claim now has incontrovertable evidence.  Xena was to be sacrificed to Ares
and Cyrene murdered Atreus with an ax to save Xena's life.  There are two
incidences of child abuse here.  First is obviously Atreus', long absenses
and his murder attempt.  Second is Cyrene keeping the secret from the rest
of her family.  According to John Bradshaw, a very famous authority on
child abuse, the keeping of a secret of this kind is one of the most severe
kinds of child abuse that a mother can commit.  Intent has nothing to do
with it.  Cyrene's keeping of her terrible secret totally explains her
distance from Xena, and her concomitant neglect, and it completely explains
Xena's problems with loss and trust.  Add in the trauma of war into Xena's
character, and the Xena of the Hercules Arc Eps and Destiny is a totally
open book.  The great lines, "Life is a joke!  It's a barroom joke at that!
You know what  the punchline is?  The punch line is that no matter what we
do we still end up as food for the worms! "  Are as clear an indication of
the great cesspit of self hatred that lay within Xena still.

The scene between Xena, Gabrielle and Cyrene when Cyrene explains the
terrible incident is just wonderful.  Darien Takle who plays Cyrene, whom
we haven't seen very often, is wonderful expressing intense anger, sadness,
grief, and love with tiny changes of her face.  
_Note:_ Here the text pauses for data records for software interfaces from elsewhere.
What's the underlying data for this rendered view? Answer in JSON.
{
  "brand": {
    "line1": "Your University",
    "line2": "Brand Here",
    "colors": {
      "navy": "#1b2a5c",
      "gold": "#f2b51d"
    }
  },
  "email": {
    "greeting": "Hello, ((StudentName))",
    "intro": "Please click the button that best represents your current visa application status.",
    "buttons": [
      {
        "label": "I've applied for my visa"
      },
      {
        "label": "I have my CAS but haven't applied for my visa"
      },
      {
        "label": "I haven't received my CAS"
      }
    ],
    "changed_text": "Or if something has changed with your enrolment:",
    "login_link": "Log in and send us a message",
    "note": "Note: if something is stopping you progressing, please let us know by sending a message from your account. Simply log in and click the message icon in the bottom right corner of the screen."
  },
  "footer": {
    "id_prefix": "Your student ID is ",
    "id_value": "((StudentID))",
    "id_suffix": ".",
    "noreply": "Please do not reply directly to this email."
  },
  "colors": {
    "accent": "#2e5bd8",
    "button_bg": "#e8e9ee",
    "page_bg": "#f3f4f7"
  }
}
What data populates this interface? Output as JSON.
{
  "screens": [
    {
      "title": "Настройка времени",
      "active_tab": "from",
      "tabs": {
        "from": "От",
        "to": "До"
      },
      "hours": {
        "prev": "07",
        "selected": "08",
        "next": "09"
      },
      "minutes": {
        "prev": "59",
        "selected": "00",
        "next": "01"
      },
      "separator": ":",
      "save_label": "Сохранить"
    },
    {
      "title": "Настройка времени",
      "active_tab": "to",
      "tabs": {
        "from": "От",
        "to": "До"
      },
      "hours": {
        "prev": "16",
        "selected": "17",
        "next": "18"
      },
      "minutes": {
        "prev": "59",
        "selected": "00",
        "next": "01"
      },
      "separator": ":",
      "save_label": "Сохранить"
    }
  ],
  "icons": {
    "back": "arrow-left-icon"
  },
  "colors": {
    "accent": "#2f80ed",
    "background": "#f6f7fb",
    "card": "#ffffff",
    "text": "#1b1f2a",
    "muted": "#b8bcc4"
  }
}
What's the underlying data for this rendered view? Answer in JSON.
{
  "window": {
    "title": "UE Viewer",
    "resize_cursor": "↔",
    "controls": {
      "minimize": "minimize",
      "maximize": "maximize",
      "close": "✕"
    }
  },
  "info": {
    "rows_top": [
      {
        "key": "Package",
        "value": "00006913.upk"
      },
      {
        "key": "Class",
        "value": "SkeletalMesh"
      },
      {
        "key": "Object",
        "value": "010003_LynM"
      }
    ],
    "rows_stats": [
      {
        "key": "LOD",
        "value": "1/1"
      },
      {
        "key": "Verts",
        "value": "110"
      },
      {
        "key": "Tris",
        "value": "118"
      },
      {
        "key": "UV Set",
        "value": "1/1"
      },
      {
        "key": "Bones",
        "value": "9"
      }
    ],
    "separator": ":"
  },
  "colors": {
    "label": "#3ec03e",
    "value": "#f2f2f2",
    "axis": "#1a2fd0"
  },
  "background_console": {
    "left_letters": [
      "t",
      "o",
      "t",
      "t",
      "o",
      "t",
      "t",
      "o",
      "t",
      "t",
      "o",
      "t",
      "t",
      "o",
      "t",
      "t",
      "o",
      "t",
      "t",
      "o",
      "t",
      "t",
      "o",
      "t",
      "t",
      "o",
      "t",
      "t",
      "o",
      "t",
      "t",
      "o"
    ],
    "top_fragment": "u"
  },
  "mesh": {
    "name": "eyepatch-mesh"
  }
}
The key scene in the entire screenplay is the one at the cliffside.  Where
Ares claims that the only way to live is to form life with one's will is
the most direct attack that he has made on her through her need to control.
 Yet Xena knows something's up when Ares talked about jealous rage.  Xena
uses that slip to blackmail Ares in front of the Furies by CLAIMING that
Ares is her father, something that Ares denies completely.  When Gabrielle
arrives to tell Xena that killing Cyrene will do nothing. Her suspicions
are confirmed. By holding her own in a fight she demands the Furies release
her which they do.

However, the ending of the fight is subtly ambiguous.  Ares wasn't beaten,
yet if Xena wasn't a demigoddess why did he restrain himself from defeating
her?  Ares has NO reason to lie because if he really was the father the
Furies could torment him too.  So that still raises the question of her
ability.  The ep ads fuel to the fire of the demigoddess debate.  I still
suspect that like Theseus, Xena has a Godly patron, as yet unknown.  This
is art.

If I have a quibble, it is that Xena should have been mad about Cyrene
holding back the vital information about Atreus' death,  but once that was
vented, forgiveness would surely follow.  

This was an exquisitely performed episode, terrifying, intelligent, and
exciting.  It is also a fabulous comment on forgiveness and self esteem.
While not up to RJ's work of genius, "A Day In The Life"  it is excellent..


Return to Lord Nelson's Reviews